Working with school board officials, administrators, local authorities and the insurance adjuster, a plan was put in place to quickly relocate all students to temporary locations so that their educational needs could be met. By acting quickly to put students back in classrooms, even in a temporary space, some bit of normalcy returned for students and their families.
The restoration company negotiated with supply manufacturers to fast-track orders and deliver materials needed for the job site. To increase manpower and minimize overtime costs, they secured a ruling from the labor board to use both union and non-union workers.
Approximately 70 percent of the 220,000-square-foot facility was gutted to a shell and rebuilt. The remainder was totally demolished and rebuilt entirely. Crew sizes varied but an average of 300 workers were present every day. The entire school received a new roof deck and roof, new HVAC equipment, and new electrical wiring. All drywall, ceiling tiles, floor covering, cabinets and 75 percent of all windows were removed and replaced. Contents were inventoried, packed out, cleaned, repacked and stored off-site until the restoration was complete.

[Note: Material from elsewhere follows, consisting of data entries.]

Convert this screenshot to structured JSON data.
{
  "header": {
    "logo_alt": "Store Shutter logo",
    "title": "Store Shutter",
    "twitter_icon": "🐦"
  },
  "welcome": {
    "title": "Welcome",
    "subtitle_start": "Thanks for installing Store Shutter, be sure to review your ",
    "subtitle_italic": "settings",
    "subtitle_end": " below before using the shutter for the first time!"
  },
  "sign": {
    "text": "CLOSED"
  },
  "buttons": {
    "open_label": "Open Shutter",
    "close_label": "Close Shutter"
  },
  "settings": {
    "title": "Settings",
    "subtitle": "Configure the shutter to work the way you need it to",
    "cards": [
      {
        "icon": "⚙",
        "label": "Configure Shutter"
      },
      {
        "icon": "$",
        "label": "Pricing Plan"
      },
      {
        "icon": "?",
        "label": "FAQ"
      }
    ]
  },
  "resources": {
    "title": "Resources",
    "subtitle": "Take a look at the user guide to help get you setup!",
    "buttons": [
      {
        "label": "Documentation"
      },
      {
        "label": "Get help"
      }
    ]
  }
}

A team of environmental specialists, including an Industrial Hygienist, tested surfaces and air for unhealthy levels of mold or other irritants.
As the work progressed and neared completion, the confidence level in and the value of the restoration project grew – as did the value of the restoration company.
But, sometimes even the smallest gestures can define the value of a project. During the project, the restoration company discovered, cleaned and returned a stack of dated school yearbooks – a cherished piece of the community’s history. A history was reclaimed along with the future. Hope was restored to the community and lives began a return to pre-tornado patterns.
THE DEFINITION OF VALUE
Studies show that, in general, people are resilient and have the coping strategies to adapt to the most difficult situations. But, when put to the test after a catastrophe, a community or business’ ability to move forward can be furthered or hindered by the way in which a restoration company responds.
To stumble and fall behind schedule, even with the best of intentions, can hurt the psyche of the community. Past experience in large complicated jobs is critical when selecting the contractor who can help restore community hope.
In Henryville, the promise was kept. The restoration company completed the work on schedule. “Five months have passed, and we’re home,” explained Vicki. With just one word, she defined the intrinsic value of the project and the underlying value of the restoration company – “home.”
About the Author
Vernon Duty is a National Accounts Manager for BELFOR USA, a global disaster recovery and property restoration company with more than 250 offices in 28 countries. With 26 years in the commercial restoration business, he has been a project manager on hundreds of commercial losses and has been involved in almost every major catastrophe in the USA since the bombing of the World Trade Center in 1993. He may be contacted at (770) 939-0128 or email@example.com.